Call it a wild guess, but the warped minds behind the Sharknado franchise may have a whole new source of mutated-shark inspiration just begging to be mined for slapstick-horror gasps. Unlike their bonkers small-screen counterparts, though, this one comes straight from a freaky underwater scene — one roiling in acidic, superheated waters — found deep beneath the actual ocean surface.
The latest eruption of Kavachi, one of the most active submarine volcanoes in the Pacific, has the geological phenomenon back on researchers’ radar, including clearer-than-ever looks at the site’s enormous underwater plume from above. The new imagery comes from NASA’s Operational Land Imager telescopes aboard a pair of orbiting satellites, but what’s especially freaky is the recent discovery of two types of shark that live right inside the volcano’s sulfur-saturated crater.
Known to researchers since the 1930s (and to residents in the nearby Solomon Islands long before that), the volcano — named for a local sea god — is prone to frequent, lengthy eruptions that create a unique ecological zone within the reach of its underwater plume.

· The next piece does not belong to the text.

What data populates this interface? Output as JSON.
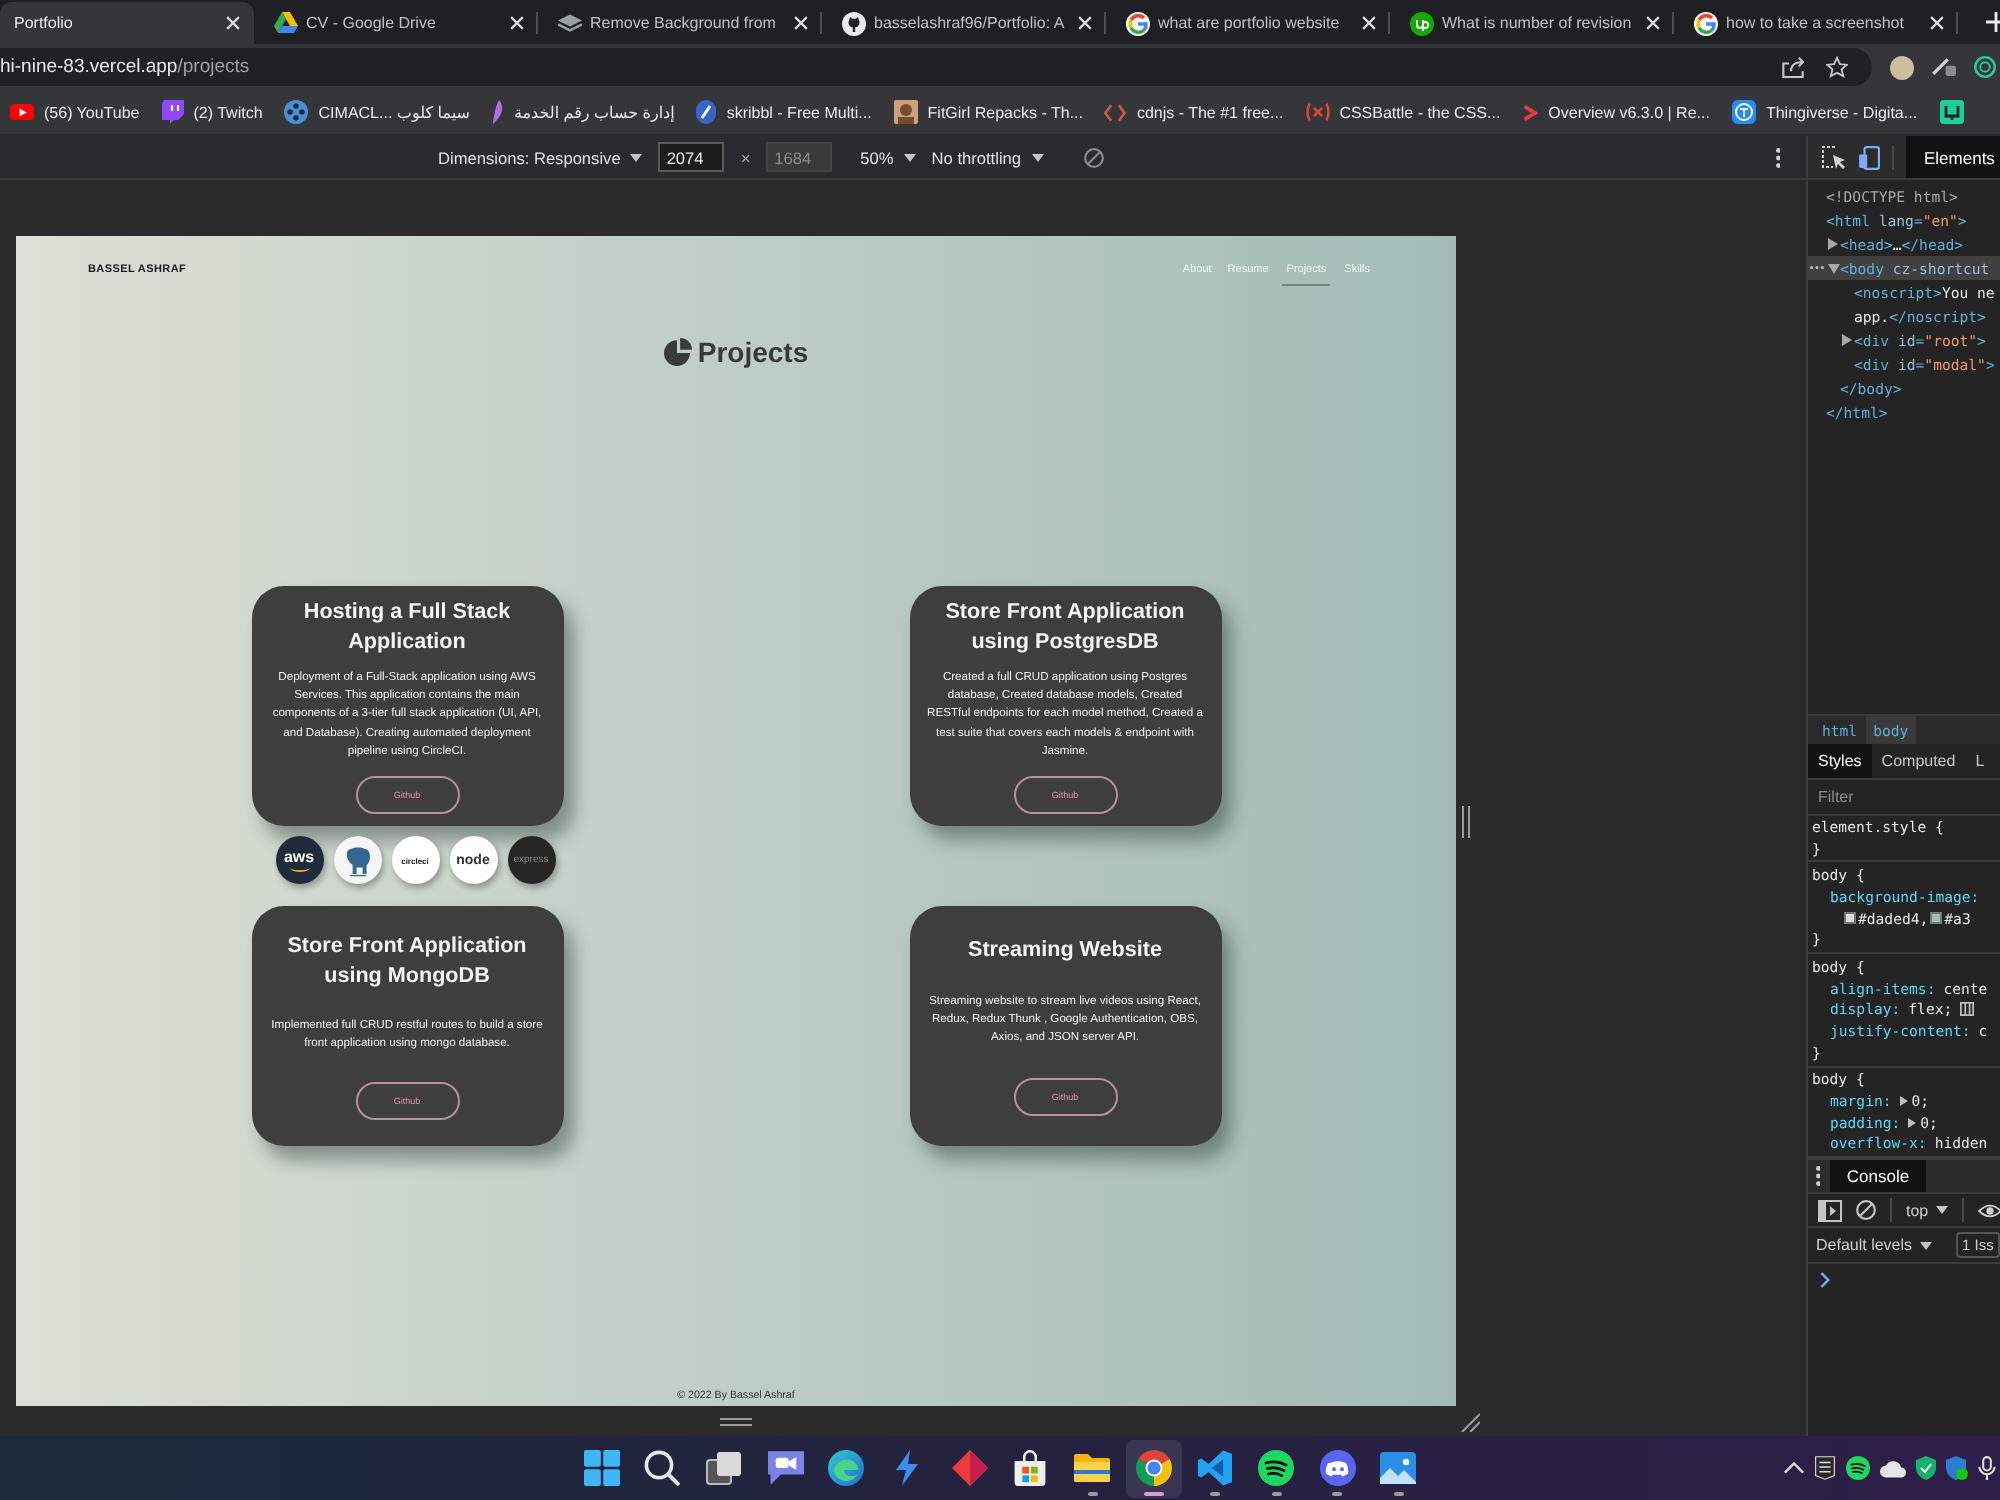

That’s where specimens of both the silky and scalloped hammerhead shark were observed following an eruption in 2014, prompting scientists to ponder how they could survive and thrive in such extreme conditions.
The sharks’ uncanny aptness for extra-spicy acid baths sounds straight out of science fiction — and observers thought so too, even going so far as to unofficially christen their hellish habitat the “Sharkcano” in a research paper that marvels at creatures capable of living inside a spewing volcano crater.
“Populations of gelatinous animals, small fish, and sharks were observed inside the active crater, raising new questions about the ecology of active submarine volcanoes and the extreme environments in which large marine animals can exist,” the group abstracted in their 2016 article “Exploring the ‘Sharkcano’: Biogeochemical Observations of the Kavachi Submarine Volcano (Solomon Islands).”
The team goes on to wonder whether the animals “have a particular tolerance for hot and acidic water” that might afford them “a greater chance of surviving human-induced changes to ocean chemistry and periods of increased submarine volcanism on a global scale.”
Hey, we’ve seen the movies, and our money is definitely on the sharks being able to tolerate a lot — even if they have to mutate to do it.
After going to time-bending extremes to save humanity in The Last Sharknado: It's About Time, we’re not sure if Ian Ziering and Tara Reid have anything left in the tank to revive a gloriously goofy franchise that officially concluded with SYFY’s 2018 Sharknado swan song. But if they ever did decide to get the gang back together for another beach patrol, they’d find more than enough sci-fi source material deep in the trenches of Kavachi…where the freaky real-life sharks aren’t waiting around for screenwriters to pass the popcorn.